Invisibility and stereotyping are important themes in Swimming in Hong Kong. In the first story of the collection, “Invisible,” the narrator begins: “This is how to become invisible in Hong Kong. Ideally you should look Han Chinese … You should be attractive, but not so much that you gain attention in any unusual way … attractive enough to pass the scrutiny of the doorman of the club that you and your tall, light, green-eyed husband have belonged to for the last three months.” Being blanked as she sits alone at the bar of the colonial era club begins the story. The writer’s observations of patrons’ behaviour bite as the story unfolds.

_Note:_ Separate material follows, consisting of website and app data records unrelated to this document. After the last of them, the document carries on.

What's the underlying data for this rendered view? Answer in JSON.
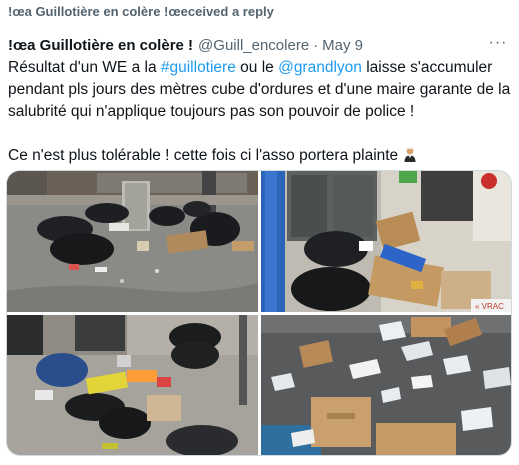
{
  "reply_context": {
    "text": "!œa Guillotière en colère !œeceived a reply"
  },
  "tweet": {
    "display_name": "!œa Guillotière en colère !",
    "username": "@Guill_encolere",
    "separator": "·",
    "date": "May 9",
    "more_label": "···",
    "text_1": "Résultat d'un WE a la ",
    "hashtag": "#guillotiere",
    "text_2": " ou le ",
    "mention": "@grandlyon",
    "text_3": "  laisse s'accumuler pendant pls jours des mètres cube d'ordures et d'une maire garante de la salubrité qui n'applique toujours pas son pouvoir de police !",
    "text_4": "Ce n'est plus tolérable ! cette fois ci l'asso portera plainte",
    "emoji_icon": "judge-emoji"
  },
  "media": {
    "photos": [
      {
        "name": "photo-street-trash-bags",
        "text": ""
      },
      {
        "name": "photo-bins-cardboard",
        "text": "« VRAC"
      },
      {
        "name": "photo-sidewalk-bags",
        "text": ""
      },
      {
        "name": "photo-cardboard-papers",
        "text": ""
      }
    ]
  },
  "colors": {
    "link": "#1d9bf0",
    "muted": "#536471",
    "text": "#0f1419",
    "border": "#cfd9de"
  }
}
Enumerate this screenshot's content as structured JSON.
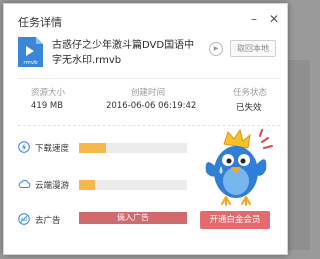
{
  "dialog": {
    "title": "任务详情",
    "minimize_icon": "minimize-icon",
    "close_icon": "close-icon"
  },
  "file": {
    "icon_label": "rmvb",
    "name": "古惑仔之少年激斗篇DVD国语中字无水印.rmvb",
    "play_icon": "play-icon",
    "cancel_label": "取回本地"
  },
  "info": {
    "size_label": "资源大小",
    "size_value": "419 MB",
    "created_label": "创建时间",
    "created_value": "2016-06-06 06:19:42",
    "status_label": "任务状态",
    "status_value": "已失效"
  },
  "rows": {
    "speed": {
      "label": "下载速度",
      "icon": "lightning-icon",
      "progress": 0.25
    },
    "cloud": {
      "label": "云端漫游",
      "icon": "cloud-icon",
      "progress": 0.15
    },
    "ad": {
      "label": "去广告",
      "icon": "ad-icon",
      "bar_text": "倘入广告"
    }
  },
  "vip_button": "开通白金会员",
  "colors": {
    "accent_blue": "#3a86d8",
    "progress_orange": "#f7b84b",
    "ad_red": "#d16a6e",
    "vip_red": "#e36b6f"
  }
}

In “The Ki Difference,” set in Seoul, “an older Western man, a younger Korean woman” go out for a meal. She is in Seoul teaching English and studying Korean. He is passing through on business, although they used to be involved back in the US. “I knew he was the wrong guy the first time he showed up at the door in those overpriced athletic shoes,” she recalls telling a friend. She’d told him back in the US that he was too old for her, but appears to have left a door open between them. Over the course of a meal in a Korean restaurant, her lover speaks loudly at the waitress as if that would help her understand and bows because he assumes that is the norm throughout Asia. The narrator realises how much her lover reduces his surroundings—and her—to the exotic: “You just fit with this room. I mean it is so right for you, … There next to the vase. You look great,” he asserts. “I am Western, but I’ve always thought of myself as having an Eastern sensibility.” The story is cringe making and hilarious at the same time.

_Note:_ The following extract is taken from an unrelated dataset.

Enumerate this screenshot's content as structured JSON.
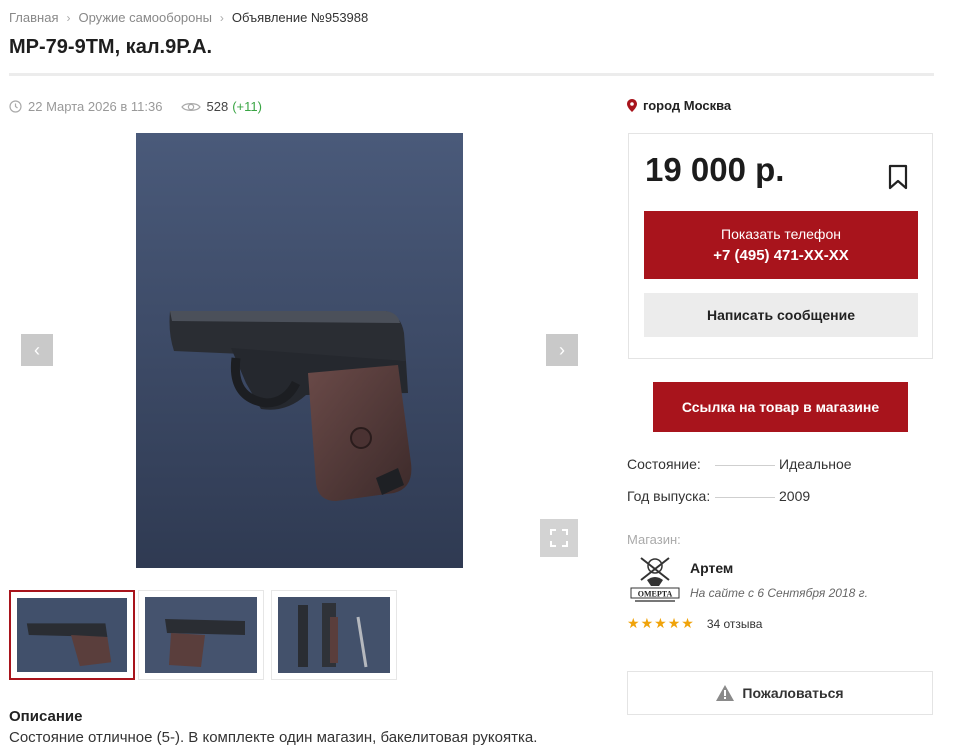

The stories mentioned in this review are some of the highlights. “Nantucket’s Laundry, 1985,” excerpted in Cha here, explores the cultural and racial divide through the summer relationship between a white prep school boy and an Asian girl about to start university at a state school in the fall. “Languages,” set in Korea, unfolds in a series of diary entries by a Korean teacher of Korean who becomes interested in a visiting Western Caucasian student. It explores the perspective of a woman in her thirties under constant pressure to marry to satisfy family expectations. It reminded me in theme and character to Junichiro Tanizaki’s novel The Makioka Sisters, which is set in 1920s Japan and focuses on sisters’ different responses to the traditional expectations of their parents.
The stories in Swimming in Hong Kong show characters re-inventing themselves, struggling against marginalisation, systemic racism and the pecking order in the former British colony of Hong Kong. The themes are explored in vivid prose with humour and empathy and open a window onto the lives of all the characters they portray. Swimming in Hong Kong is a very worthwhile read.
In 2017, Kate Rogers’ poetry collection, Out of Place (Aeolus House–Quattro Books), debuted in Toronto, Hong Kong and at the 2017 Singapore Writers Festival. Rogers was shortlisted for the 2017 Montreal International Poetry Prize. Her poetry is forthcoming in Catherines, the Great (Oolichan) and has appeared in Twin Cities: An Anthology of Twin Cinema from Singapore and Hong Kong (Landmark Books, 2017); Juniper; OfZoos; the Guardian; Asia Literary Review; Morel; The Goose: a journal of Arts, Environment and Culture; Kyoto Journal; Asiatic: An International Journal of Asian Literatures, Cultures and Englishes and Cha. She lectures in literature and media studies at the Community College of City University.